▶ **WHAT IS BEING ASKED**: Whenever the string "kind" turns up in a line below, that line should be copied.

[Data records]
○ ○ ○ ○ ○

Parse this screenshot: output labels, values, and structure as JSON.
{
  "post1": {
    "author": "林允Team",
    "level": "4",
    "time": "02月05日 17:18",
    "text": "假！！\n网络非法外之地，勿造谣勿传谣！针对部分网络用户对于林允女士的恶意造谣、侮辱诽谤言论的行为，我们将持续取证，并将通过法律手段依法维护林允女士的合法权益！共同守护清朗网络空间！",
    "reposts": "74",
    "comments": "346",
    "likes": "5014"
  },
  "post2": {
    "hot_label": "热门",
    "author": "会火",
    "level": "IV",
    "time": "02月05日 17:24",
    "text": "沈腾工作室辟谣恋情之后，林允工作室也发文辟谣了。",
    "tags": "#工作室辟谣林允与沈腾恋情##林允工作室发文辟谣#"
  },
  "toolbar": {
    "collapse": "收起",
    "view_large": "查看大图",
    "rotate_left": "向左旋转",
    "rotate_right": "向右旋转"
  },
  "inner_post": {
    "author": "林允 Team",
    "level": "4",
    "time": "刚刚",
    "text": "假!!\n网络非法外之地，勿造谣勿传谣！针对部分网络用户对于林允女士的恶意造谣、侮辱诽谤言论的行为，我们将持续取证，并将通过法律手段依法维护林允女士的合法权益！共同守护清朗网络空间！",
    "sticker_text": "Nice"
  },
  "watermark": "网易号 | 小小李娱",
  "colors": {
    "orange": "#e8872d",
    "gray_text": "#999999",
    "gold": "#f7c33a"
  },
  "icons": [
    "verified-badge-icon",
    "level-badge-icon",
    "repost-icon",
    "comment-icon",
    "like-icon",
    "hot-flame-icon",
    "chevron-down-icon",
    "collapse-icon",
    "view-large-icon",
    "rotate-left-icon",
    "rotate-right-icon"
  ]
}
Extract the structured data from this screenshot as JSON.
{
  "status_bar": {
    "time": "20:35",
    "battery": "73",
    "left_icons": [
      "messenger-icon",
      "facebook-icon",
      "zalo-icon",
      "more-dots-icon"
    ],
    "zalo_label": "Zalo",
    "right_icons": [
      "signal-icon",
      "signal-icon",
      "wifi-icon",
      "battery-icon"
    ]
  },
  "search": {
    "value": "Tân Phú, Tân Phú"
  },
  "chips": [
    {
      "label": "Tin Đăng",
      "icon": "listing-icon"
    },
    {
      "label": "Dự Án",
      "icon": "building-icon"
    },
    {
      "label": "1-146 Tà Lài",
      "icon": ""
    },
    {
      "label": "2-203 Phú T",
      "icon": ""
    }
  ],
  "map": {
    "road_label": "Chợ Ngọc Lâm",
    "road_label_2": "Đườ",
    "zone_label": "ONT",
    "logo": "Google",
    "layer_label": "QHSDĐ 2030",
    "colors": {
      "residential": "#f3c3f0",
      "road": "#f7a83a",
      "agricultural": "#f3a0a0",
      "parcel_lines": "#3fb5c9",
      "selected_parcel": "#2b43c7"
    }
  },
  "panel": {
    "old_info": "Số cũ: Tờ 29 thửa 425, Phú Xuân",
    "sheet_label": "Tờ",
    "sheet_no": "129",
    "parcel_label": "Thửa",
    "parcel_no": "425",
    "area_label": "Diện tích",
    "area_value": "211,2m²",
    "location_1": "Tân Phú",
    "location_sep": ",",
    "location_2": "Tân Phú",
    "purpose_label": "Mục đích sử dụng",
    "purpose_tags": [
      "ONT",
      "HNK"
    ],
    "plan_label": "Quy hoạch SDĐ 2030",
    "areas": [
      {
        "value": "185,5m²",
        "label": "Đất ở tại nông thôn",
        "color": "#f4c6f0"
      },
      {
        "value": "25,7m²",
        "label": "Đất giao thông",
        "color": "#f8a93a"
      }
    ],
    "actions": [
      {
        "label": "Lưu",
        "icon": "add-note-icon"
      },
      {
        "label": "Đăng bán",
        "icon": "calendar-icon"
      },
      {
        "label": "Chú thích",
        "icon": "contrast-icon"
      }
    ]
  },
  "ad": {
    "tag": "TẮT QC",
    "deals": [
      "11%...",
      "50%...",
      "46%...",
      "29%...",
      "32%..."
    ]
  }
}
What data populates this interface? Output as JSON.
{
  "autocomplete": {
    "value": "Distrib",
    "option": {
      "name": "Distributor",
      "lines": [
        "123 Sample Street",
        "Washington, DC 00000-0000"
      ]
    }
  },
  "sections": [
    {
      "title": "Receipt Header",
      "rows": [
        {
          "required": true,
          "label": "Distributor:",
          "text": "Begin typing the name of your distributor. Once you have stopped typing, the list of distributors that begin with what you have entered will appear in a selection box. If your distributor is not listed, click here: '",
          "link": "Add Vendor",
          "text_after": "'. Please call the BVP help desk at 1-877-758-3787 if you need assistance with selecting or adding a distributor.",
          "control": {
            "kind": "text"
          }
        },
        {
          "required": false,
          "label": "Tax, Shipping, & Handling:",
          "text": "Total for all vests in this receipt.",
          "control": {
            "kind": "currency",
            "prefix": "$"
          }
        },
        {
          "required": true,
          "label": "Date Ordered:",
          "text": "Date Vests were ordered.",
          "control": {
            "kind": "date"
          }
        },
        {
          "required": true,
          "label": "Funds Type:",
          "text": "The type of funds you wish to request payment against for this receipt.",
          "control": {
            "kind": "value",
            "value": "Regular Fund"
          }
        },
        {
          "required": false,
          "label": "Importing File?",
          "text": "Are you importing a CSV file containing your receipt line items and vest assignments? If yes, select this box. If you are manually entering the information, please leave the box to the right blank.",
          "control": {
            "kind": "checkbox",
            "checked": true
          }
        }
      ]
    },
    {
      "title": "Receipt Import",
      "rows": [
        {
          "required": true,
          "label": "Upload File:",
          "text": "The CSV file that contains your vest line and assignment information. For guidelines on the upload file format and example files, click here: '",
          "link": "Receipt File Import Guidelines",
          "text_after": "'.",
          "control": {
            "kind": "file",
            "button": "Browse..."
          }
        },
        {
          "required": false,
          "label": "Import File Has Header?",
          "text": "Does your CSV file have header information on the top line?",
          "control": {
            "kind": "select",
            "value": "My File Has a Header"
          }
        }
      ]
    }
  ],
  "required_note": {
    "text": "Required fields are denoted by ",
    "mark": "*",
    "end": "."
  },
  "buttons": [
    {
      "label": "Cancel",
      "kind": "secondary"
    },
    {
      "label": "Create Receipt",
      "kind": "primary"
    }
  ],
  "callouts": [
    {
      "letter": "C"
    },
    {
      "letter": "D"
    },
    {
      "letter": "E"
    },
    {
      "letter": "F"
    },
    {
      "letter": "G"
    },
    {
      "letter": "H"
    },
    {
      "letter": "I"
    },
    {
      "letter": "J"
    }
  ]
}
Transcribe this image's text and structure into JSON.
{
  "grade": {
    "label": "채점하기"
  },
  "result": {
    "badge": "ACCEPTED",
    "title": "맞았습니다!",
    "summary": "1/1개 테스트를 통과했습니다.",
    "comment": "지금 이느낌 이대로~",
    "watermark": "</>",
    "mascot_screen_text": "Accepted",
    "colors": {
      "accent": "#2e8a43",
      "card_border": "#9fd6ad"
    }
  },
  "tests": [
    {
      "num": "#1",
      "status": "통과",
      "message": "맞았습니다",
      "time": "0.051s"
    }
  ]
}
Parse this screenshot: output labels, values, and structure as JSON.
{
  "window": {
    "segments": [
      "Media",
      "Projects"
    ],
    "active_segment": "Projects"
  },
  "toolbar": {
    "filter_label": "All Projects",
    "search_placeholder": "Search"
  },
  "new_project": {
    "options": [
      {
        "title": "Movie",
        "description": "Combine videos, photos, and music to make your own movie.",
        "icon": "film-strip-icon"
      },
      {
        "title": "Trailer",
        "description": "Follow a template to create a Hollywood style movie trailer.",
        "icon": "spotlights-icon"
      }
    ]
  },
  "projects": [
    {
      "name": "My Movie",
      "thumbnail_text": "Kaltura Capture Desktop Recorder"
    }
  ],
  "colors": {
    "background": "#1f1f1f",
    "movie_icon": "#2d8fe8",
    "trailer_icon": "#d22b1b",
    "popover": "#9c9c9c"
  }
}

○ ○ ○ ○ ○

▶ **EXERCISE RESPONSE**:
            "kind": "text"
            "kind": "currency",
            "kind": "date"
            "kind": "value",
            "kind": "checkbox",
            "kind": "file",
            "kind": "select",
      "kind": "secondary"
      "kind": "primary"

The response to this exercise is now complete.